releasing his sweeping new plan for homeland security. The next,
Federal Reserve Chairman Alan Greenspan is decrying "unmitigated
greed," followed by the House passing legislation toughening
penalties for corporate misdeeds.
Call it the "whiplash effect." Depending on the course of events,
coming months may well play out as a kind of tug of war, with the
two great parties that govern the nation competing to focus
attention on the category of issue they feel benefits them more.
At stake is both control of Congress and all-important initial
positioning for the presidential run of 2004.
"Ever since September, whenever it looked like we were getting
back to focusing on domestic issues, something would happen ... that
kept pulling us back [to the war on terrorism]," says Stuart
Rothenberg, a political analyst. Now, he says, "All this talk about
the stock market and the economy ... has a chance to seriously
overwhelm all the foreign policy and national security stuff."
Of course, midterm elections are often decided on the basis of
local issues rather than national ones. But with Congress so
narrowly divided, analysts say concerns about terrorism or the
economy could swing the outcome of the election - depending on which
issue emerges as dominant come November.
Democrats believe the stock market and corporate scandal will
prove the more compelling issue. They feel that while the public is
attuned to national security, voters trust the administration to
deal with it and want Congress to fix mounting domestic problems.
In addition, Democrats say they have agreed with the president on
most aspects of the terrorism war, and so voters may not see much
difference between the parties on that front. "Why is a voter in
Carbondale, Ill., going to hire or fire their congressperson based

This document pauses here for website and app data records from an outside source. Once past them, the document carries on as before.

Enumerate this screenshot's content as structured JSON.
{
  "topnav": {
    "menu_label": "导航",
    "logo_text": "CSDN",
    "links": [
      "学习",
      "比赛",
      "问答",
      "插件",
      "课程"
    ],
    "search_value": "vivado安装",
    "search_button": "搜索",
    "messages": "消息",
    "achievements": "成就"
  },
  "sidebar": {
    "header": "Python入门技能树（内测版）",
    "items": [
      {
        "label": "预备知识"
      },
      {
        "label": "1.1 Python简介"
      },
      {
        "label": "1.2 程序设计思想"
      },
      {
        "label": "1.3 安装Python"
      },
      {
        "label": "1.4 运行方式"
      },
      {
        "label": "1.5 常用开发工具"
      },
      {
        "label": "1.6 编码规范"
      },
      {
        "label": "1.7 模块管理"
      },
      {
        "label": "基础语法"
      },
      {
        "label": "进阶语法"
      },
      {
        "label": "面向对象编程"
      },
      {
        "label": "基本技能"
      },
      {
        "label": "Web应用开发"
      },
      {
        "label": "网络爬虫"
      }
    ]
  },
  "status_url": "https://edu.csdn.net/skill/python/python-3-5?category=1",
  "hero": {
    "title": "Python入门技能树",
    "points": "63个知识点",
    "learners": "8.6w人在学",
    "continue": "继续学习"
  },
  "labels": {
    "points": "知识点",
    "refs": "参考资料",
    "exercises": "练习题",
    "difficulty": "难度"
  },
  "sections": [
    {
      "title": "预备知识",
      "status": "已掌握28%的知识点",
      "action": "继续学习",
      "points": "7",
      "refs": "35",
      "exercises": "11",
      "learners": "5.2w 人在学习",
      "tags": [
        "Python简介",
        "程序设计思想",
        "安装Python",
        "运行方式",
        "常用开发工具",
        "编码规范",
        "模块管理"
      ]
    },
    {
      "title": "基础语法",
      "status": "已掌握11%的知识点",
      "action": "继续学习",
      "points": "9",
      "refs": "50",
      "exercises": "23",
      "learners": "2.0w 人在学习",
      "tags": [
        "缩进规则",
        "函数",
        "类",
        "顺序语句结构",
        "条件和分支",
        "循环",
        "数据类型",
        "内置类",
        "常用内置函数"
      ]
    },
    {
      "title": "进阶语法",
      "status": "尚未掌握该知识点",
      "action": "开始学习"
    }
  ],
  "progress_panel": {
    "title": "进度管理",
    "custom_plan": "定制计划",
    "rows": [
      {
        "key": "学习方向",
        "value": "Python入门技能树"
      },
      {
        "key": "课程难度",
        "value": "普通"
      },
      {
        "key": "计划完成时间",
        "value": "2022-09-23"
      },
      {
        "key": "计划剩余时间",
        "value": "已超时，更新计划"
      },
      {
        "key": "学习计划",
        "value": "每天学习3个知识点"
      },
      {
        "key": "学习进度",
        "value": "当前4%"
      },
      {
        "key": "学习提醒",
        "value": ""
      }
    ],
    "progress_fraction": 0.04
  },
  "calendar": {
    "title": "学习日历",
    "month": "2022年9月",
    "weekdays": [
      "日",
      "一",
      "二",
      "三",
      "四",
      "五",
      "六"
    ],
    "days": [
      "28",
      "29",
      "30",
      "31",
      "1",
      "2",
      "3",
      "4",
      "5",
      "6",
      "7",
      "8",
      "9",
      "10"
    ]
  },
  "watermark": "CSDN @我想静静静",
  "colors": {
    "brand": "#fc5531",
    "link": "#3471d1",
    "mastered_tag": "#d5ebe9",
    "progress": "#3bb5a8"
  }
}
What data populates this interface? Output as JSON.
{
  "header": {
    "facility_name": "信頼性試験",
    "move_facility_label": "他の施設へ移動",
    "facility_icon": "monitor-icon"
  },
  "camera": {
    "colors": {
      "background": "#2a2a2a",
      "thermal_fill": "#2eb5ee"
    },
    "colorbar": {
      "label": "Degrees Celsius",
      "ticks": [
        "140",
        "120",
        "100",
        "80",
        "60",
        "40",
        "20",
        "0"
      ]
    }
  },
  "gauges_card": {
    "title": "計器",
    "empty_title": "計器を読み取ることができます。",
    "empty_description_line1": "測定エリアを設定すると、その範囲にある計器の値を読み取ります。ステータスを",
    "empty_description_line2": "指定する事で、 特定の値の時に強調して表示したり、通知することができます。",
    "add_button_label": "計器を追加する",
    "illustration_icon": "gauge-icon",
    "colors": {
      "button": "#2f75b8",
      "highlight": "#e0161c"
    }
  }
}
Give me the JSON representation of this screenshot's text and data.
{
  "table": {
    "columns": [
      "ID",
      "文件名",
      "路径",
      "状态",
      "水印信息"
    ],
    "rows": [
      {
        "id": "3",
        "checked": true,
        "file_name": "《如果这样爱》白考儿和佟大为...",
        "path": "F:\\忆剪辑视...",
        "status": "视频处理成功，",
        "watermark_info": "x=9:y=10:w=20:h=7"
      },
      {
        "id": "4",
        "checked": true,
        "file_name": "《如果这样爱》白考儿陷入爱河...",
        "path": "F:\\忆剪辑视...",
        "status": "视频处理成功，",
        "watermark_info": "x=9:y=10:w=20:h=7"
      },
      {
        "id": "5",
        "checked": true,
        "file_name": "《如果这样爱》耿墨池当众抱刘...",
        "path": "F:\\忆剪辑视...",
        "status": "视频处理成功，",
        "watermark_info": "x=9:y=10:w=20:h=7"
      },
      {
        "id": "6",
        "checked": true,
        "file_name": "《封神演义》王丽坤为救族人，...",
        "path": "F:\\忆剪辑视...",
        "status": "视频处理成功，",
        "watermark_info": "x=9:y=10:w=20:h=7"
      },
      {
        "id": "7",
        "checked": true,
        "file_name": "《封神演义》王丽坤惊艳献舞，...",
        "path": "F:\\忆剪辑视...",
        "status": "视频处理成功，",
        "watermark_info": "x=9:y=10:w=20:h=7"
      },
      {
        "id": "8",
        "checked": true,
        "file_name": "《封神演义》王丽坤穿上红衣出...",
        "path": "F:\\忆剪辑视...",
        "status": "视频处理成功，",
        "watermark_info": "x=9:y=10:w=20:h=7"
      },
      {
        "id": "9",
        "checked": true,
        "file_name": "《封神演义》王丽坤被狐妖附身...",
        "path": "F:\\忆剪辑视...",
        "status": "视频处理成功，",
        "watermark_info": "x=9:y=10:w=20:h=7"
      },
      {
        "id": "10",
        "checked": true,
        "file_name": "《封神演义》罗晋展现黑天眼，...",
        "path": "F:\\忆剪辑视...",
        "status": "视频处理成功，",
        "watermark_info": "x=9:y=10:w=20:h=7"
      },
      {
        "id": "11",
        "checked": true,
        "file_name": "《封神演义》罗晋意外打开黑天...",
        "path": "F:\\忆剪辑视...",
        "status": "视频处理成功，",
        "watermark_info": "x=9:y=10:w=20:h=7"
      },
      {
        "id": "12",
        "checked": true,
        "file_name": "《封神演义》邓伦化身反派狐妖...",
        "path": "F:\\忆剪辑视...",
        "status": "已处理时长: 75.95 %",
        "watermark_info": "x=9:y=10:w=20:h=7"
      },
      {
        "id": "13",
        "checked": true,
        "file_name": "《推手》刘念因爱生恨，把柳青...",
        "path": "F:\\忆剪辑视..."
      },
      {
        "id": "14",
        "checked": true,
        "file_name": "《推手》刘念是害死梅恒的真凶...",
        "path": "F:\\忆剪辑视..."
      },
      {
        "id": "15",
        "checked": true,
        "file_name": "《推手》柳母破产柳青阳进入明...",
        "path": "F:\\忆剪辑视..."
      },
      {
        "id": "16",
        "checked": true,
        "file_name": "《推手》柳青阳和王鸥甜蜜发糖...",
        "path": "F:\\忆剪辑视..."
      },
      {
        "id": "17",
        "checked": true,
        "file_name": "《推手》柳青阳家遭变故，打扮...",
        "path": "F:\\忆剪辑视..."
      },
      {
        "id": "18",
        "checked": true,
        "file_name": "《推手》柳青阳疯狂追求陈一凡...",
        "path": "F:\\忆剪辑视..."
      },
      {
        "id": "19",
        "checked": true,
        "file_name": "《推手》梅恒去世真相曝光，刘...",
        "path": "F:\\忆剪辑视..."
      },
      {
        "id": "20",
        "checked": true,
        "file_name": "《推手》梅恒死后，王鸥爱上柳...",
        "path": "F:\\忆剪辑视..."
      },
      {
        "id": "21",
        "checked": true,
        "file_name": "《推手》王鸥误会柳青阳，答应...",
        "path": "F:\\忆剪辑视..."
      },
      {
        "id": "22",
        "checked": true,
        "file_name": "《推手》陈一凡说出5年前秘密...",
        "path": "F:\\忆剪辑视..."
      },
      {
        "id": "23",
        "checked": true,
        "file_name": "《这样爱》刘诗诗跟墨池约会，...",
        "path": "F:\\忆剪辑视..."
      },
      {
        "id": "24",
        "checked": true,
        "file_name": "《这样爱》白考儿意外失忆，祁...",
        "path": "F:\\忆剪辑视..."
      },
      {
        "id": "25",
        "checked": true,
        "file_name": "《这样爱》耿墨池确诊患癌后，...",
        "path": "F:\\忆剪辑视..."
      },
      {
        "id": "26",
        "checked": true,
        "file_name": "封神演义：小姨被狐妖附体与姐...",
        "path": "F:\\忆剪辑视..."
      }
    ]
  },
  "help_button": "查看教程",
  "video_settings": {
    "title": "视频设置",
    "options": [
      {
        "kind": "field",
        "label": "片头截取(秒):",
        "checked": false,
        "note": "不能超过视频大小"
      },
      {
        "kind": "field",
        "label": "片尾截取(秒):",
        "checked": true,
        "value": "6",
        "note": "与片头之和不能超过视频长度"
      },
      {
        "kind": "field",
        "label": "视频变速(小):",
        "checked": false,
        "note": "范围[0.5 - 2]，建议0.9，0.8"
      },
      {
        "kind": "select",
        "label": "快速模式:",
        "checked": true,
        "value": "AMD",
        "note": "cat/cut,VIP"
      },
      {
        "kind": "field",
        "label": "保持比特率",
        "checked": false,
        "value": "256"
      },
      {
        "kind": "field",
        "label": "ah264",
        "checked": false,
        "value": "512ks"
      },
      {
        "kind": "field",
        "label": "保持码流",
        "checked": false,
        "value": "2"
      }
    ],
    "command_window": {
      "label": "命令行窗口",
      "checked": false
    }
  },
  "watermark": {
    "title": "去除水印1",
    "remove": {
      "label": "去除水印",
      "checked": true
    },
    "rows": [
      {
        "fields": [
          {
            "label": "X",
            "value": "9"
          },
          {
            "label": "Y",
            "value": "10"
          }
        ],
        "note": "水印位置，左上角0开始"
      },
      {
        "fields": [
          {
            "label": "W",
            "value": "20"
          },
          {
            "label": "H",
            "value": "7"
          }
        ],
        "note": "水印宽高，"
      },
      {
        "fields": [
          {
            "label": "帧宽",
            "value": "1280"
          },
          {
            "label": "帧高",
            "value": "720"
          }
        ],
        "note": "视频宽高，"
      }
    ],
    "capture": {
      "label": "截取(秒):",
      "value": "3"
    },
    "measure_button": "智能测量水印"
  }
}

on homeland security?" says Celinda Lake, a Democratic pollster.
"They don't expect to be a target. They've never met a terrorist. …